DESCRIPTION OF THE TASK:
Using the entries below, show all lines with the string "prompt".

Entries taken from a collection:
:::

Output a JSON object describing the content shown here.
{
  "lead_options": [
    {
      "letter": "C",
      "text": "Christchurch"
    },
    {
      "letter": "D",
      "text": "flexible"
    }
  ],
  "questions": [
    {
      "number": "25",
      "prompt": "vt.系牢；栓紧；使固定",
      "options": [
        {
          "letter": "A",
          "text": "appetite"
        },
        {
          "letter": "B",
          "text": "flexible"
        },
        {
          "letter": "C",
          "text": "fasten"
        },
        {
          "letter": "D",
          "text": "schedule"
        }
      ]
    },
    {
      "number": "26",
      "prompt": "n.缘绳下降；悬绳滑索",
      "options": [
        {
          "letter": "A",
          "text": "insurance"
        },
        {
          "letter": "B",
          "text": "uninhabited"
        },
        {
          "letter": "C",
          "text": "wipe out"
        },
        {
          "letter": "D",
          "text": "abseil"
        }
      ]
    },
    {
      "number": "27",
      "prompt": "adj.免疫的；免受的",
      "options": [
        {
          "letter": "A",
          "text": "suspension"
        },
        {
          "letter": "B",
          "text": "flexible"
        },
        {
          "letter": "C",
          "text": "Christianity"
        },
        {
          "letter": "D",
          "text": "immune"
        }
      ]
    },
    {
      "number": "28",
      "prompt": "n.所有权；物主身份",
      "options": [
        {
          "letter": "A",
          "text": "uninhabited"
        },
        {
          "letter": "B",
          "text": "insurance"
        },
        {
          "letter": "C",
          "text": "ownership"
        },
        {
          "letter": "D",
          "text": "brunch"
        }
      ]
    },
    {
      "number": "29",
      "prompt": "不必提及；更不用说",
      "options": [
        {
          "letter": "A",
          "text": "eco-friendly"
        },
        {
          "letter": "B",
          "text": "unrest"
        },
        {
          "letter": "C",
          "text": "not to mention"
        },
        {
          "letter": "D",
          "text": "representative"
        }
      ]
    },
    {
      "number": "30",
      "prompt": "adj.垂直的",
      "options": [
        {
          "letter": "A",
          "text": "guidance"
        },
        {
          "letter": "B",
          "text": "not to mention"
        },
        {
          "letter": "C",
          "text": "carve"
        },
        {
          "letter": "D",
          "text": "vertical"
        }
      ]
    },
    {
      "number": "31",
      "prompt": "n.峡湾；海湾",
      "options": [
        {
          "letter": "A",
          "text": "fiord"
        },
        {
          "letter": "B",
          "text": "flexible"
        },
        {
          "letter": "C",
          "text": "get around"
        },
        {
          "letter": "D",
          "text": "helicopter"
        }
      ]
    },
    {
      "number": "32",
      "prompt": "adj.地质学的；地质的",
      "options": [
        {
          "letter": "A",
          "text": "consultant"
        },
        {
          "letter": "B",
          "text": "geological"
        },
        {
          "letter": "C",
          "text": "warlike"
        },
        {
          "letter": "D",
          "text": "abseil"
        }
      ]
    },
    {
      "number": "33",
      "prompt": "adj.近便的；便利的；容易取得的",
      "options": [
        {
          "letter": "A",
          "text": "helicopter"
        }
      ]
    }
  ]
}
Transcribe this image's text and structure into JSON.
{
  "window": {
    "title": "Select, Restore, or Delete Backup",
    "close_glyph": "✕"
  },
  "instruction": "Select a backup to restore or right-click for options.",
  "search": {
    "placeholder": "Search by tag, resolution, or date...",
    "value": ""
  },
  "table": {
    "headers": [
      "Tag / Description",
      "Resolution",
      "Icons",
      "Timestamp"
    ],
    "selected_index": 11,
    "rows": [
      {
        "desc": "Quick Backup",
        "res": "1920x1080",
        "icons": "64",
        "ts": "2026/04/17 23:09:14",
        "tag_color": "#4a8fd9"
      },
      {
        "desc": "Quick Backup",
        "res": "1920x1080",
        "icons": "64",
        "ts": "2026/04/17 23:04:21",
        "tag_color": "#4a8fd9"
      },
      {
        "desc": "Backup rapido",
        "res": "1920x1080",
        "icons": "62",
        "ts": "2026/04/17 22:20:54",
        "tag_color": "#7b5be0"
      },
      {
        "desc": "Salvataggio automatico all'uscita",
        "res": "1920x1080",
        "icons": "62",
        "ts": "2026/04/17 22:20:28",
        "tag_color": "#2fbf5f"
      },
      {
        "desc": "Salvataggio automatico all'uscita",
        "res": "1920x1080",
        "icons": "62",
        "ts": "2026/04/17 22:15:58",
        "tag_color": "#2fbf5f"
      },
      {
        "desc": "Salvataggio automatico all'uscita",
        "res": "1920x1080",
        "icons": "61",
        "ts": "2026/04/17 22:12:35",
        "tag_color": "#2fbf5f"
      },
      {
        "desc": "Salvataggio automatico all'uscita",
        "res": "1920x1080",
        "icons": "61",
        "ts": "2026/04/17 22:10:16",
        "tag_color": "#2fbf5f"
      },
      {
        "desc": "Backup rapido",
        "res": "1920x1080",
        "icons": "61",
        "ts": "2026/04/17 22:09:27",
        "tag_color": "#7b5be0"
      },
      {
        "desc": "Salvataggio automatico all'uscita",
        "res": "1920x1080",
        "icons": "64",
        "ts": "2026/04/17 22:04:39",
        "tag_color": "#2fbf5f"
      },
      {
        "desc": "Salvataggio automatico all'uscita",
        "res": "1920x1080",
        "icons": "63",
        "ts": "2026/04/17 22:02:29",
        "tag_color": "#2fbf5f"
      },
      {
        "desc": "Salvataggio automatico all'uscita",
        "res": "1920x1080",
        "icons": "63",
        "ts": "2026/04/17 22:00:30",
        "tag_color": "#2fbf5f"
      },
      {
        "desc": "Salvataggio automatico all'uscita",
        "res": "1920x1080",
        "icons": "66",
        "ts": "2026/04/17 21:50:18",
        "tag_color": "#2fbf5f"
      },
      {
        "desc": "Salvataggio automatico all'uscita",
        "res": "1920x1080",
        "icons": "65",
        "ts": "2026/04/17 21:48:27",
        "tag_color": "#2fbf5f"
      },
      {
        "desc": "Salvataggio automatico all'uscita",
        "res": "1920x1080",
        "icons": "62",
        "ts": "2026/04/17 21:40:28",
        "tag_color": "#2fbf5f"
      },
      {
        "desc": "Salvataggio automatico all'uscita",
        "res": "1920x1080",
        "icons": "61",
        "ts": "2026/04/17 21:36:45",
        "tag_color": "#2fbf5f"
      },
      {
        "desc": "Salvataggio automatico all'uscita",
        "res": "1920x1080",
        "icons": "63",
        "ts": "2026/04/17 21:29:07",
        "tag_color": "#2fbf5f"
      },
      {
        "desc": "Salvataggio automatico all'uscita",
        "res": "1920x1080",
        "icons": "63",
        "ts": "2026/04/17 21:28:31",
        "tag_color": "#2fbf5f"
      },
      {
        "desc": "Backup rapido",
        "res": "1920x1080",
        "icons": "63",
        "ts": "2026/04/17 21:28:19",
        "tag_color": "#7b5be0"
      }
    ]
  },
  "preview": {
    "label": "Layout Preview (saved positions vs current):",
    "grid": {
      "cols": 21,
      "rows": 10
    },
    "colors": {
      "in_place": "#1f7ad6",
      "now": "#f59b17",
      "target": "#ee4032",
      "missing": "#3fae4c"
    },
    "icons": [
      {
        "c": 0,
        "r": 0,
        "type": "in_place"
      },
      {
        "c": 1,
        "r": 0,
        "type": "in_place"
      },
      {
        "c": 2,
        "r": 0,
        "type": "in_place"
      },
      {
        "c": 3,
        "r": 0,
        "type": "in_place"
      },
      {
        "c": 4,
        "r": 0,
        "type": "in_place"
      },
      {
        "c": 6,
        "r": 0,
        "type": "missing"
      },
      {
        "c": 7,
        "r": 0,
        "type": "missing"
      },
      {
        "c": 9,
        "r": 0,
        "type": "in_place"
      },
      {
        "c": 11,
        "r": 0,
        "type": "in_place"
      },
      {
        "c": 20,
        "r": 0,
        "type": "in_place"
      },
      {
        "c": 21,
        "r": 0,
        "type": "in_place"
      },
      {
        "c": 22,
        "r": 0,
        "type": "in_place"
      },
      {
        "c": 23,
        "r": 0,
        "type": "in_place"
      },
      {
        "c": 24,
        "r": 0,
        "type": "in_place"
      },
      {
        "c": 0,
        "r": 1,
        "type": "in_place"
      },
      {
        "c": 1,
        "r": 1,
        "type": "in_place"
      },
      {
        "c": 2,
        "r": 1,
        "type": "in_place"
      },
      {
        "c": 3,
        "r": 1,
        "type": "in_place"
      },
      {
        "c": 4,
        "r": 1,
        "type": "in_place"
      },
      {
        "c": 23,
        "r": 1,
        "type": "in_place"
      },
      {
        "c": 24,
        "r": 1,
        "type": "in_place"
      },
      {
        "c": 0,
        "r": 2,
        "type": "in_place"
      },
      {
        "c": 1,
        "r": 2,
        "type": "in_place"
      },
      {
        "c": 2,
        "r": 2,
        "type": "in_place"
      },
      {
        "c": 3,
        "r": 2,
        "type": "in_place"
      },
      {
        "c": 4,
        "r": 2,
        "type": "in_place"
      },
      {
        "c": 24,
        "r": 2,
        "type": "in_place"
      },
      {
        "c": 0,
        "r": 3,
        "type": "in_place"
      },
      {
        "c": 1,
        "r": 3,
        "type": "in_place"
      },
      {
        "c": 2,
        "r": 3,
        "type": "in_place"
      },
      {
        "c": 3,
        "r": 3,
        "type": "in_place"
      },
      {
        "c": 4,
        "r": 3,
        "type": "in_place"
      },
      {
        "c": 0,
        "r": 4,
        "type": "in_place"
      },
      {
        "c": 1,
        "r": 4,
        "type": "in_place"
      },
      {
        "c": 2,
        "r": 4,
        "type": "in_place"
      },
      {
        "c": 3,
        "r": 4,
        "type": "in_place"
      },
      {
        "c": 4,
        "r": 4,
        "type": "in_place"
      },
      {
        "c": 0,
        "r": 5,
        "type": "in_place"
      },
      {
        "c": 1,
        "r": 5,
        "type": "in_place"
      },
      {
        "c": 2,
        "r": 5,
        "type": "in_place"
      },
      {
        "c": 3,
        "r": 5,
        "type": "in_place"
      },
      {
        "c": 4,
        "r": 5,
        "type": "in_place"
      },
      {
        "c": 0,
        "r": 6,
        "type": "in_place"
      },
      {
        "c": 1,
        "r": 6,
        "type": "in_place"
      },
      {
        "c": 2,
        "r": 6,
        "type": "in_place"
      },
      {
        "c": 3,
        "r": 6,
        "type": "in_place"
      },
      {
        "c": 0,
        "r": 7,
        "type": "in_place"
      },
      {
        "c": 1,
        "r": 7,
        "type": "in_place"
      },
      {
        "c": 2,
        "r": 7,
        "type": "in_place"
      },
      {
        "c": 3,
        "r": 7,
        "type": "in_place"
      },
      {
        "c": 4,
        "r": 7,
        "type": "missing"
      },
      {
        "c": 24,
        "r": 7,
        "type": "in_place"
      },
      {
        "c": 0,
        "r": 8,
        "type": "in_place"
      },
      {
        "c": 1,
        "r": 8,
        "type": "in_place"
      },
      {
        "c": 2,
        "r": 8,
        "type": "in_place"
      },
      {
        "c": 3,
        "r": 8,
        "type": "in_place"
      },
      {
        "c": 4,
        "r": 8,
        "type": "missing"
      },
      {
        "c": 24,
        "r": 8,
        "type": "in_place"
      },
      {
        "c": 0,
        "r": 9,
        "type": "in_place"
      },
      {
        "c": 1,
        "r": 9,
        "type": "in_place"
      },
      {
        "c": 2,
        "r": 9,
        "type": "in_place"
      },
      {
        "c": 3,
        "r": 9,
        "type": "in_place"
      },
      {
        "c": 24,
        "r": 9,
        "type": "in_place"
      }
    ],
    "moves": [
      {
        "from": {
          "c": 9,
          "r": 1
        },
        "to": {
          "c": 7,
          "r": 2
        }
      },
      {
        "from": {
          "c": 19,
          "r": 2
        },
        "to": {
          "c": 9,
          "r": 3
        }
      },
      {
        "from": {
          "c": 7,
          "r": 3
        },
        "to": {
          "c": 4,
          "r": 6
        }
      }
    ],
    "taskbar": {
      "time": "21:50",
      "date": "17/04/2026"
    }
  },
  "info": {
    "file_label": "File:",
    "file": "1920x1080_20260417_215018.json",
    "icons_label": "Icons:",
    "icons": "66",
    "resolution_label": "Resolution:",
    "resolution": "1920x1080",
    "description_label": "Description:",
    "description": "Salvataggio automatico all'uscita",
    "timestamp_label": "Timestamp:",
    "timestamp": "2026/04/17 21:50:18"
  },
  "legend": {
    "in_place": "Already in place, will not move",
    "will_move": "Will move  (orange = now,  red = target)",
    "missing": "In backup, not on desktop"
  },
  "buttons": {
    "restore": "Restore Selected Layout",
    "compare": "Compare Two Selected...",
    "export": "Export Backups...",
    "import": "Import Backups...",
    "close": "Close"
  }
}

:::

RESULT BELOW:
      "prompt": "vt.系牢；栓紧；使固定",
      "prompt": "n.缘绳下降；悬绳滑索",
      "prompt": "adj.免疫的；免受的",
      "prompt": "n.所有权；物主身份",
      "prompt": "不必提及；更不用说",
      "prompt": "adj.垂直的",
      "prompt": "n.峡湾；海湾",
      "prompt": "adj.地质学的；地质的",
      "prompt": "adj.近便的；便利的；容易取得的",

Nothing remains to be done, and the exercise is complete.